If you don’t know the Italian language, the final deed shall be necessarily translated into English or in another language you declare to understand.

With the final deed of sale, you’ll have to pay the balance and the deed shall indicate both the mediator and seller’s means of payment. On the same day, if requested, the loan will be released and the money will be transferred to the seller.



Mediator: if you signed the preliminary agreement through a mediator, you’ll pay him/her an amount between 2% plus VAT and 5% plus VAT of the price agreed.

Register Tax: an amount equivalent to 9% of the real estate value, which can be calculated either on the value established by the revenue agency or on the price that you agreed.
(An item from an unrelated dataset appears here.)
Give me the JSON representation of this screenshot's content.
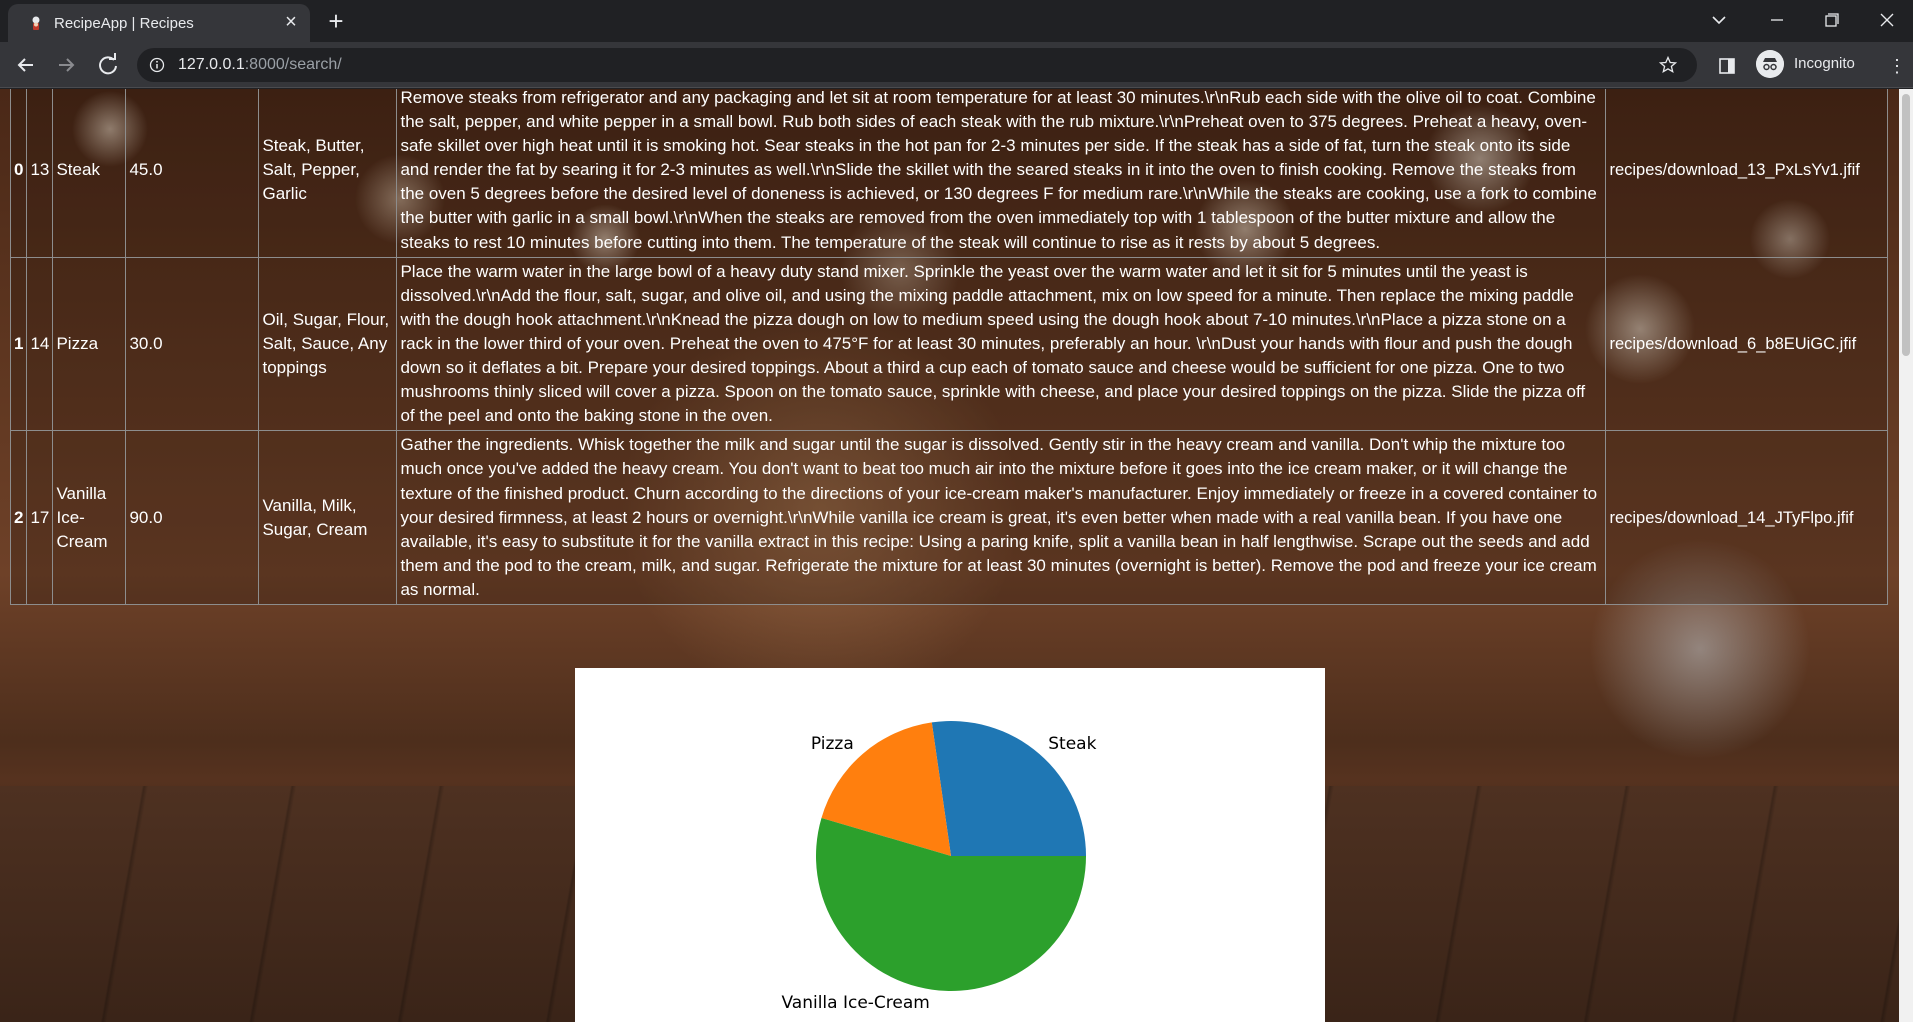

Let’s say you are going to buy a real estate for residential use. The revenue agency sets a market value for every real estate in order to calculate its tax cost. This value may be equal or may differ from the price that you agreed. In this last case, we suggest that you opt for paying taxes in relation to the amount settled by the revenue agency, to avoid paying more taxes in the future.
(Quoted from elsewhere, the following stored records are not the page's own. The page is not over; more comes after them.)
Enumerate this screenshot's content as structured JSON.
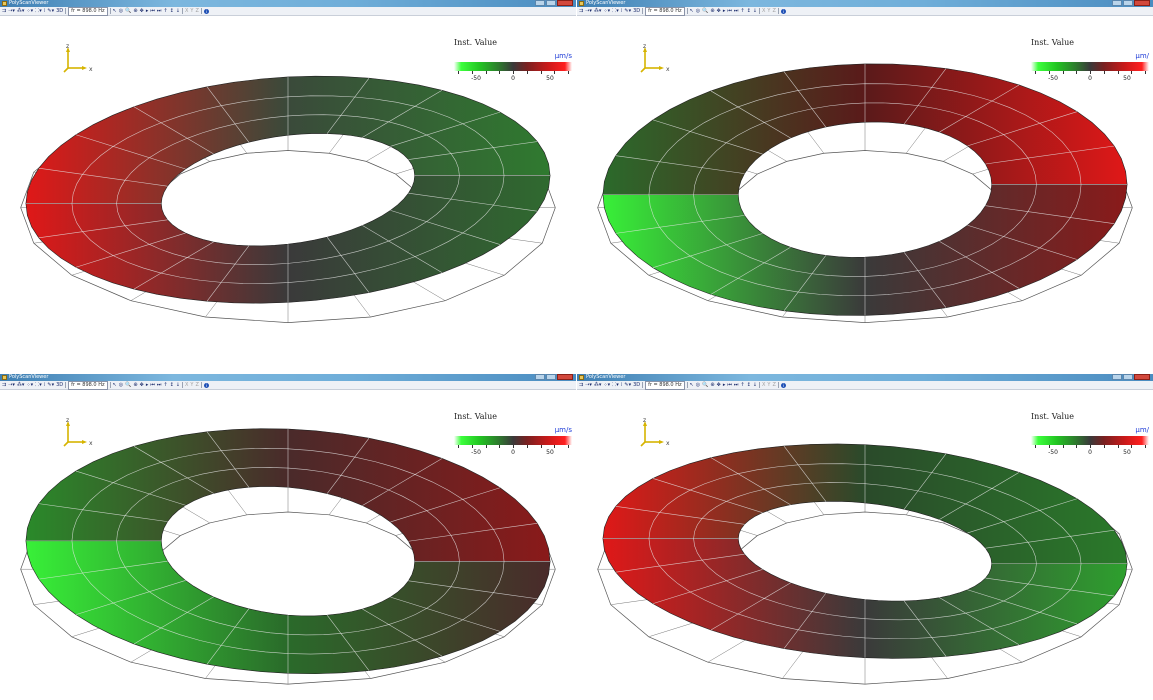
{
  "app": {
    "title": "PolyScanViewer",
    "toolbar": {
      "items": [
        "⇉",
        "⇢▾",
        "⁂▾",
        "⁘▾",
        "⸬▾",
        "⁞",
        "✎▾",
        "3D"
      ],
      "freq_combo": "fr = 898.0 Hz",
      "nav_items": [
        "↖",
        "◎",
        "🔍",
        "⊕",
        "✥",
        "▸",
        "⏮",
        "⏭",
        "↑",
        "↕",
        "↓"
      ],
      "axis_items": [
        "X",
        "Y",
        "Z"
      ],
      "info": "i"
    }
  },
  "panes": [
    {
      "legend_title": "Inst. Value",
      "legend_unit": "μm/s",
      "legend_labels": [
        "-50",
        "0",
        "50"
      ],
      "axis_z": "z",
      "axis_x": "x",
      "colors": {
        "top_left": "#e01818",
        "top_mid": "#3a4a3a",
        "top_right": "#2f7a2f",
        "bottom_left": "#e01818",
        "bottom_mid": "#3a3a3a",
        "bottom_right": "#2f6a2f"
      }
    },
    {
      "legend_title": "Inst. Value",
      "legend_unit": "μm/",
      "legend_labels": [
        "-50",
        "0",
        "50"
      ],
      "axis_z": "z",
      "axis_x": "x",
      "colors": {
        "top_left": "#2b6a2b",
        "top_mid": "#5a1a1a",
        "top_right": "#e01818",
        "bottom_left": "#38f038",
        "bottom_mid": "#3a3a3a",
        "bottom_right": "#8a1a1a"
      }
    },
    {
      "legend_title": "Inst. Value",
      "legend_unit": "μm/s",
      "legend_labels": [
        "-50",
        "0",
        "50"
      ],
      "axis_z": "z",
      "axis_x": "x",
      "colors": {
        "top_left": "#2a8a2a",
        "top_mid": "#4a2a2a",
        "top_right": "#8a1a1a",
        "bottom_left": "#38f038",
        "bottom_mid": "#2a6a2a",
        "bottom_right": "#4a2a2a"
      }
    },
    {
      "legend_title": "Inst. Value",
      "legend_unit": "μm/",
      "legend_labels": [
        "-50",
        "0",
        "50"
      ],
      "axis_z": "z",
      "axis_x": "x",
      "colors": {
        "top_left": "#e01818",
        "top_mid": "#2a4a2a",
        "top_right": "#2a7a2a",
        "bottom_left": "#e01818",
        "bottom_mid": "#3a3a3a",
        "bottom_right": "#2ea02e"
      }
    }
  ]
}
You can pay 2% instead of 9% of the register tax if you decide to ask for the “prima casa” (first house) tax relief. If you do so, you have to establish your residing address at the real estate you purchased within 18 months from the purchase.

Mortgage Tax: you’ll also have to pay the mortgage tax and the cadastral tax respectively for € 50,00 each.

If you are buying the real estate from a construction company within 5 years from the building’s completion, you’ll pay 22% VAT if you are buying a luxury estate, or 10% VAT in any other case. You’ll pay 4% VAT if you buy a non-luxury estate and you ask for the “prima casa” tax relief. If it’s a luxury estate, you’ll pay the register tax, the mortgage tax and the cadastral tax for € 200,00 each. In any other case, they’ll be € 50,00 each.

You’ll also have to pay the Notary Public’s fees and, eventually, the translation fees.




The entire purchasing process can take from 2 to 10 months depending on the complexity of the negotiation and the amount of interventions needed.

It’s better to decide in advance if you want to buy a real estate for investment purposes or for living, because in this case the selection process shall be driven by other criteria besides your liking. Properties that are part of huge condominiums shall be avoided in any case, due to their uncomfortable living conditions (on average) and high maintenance and administration costs.

As a general rule, it is better to know beforehand any possible issues (i.e. the real estate compliance with the law) from the beginning, since this is possibly the heaviest task.

It is fundamental to be assisted by a professional throughout the entire process, so you won’t have any nasty surprises and you will get through this high bureaucracy process easily.

The main advantage of this high bureaucracy process lies in the fact that after the purchase, it’s pretty sure you won’t have any trouble of any kind related to the property ownership and to the purchase taxation. Also, consider that once the preliminary agreement is signed, there’ll be fewer possibilities that the deal won’t take place.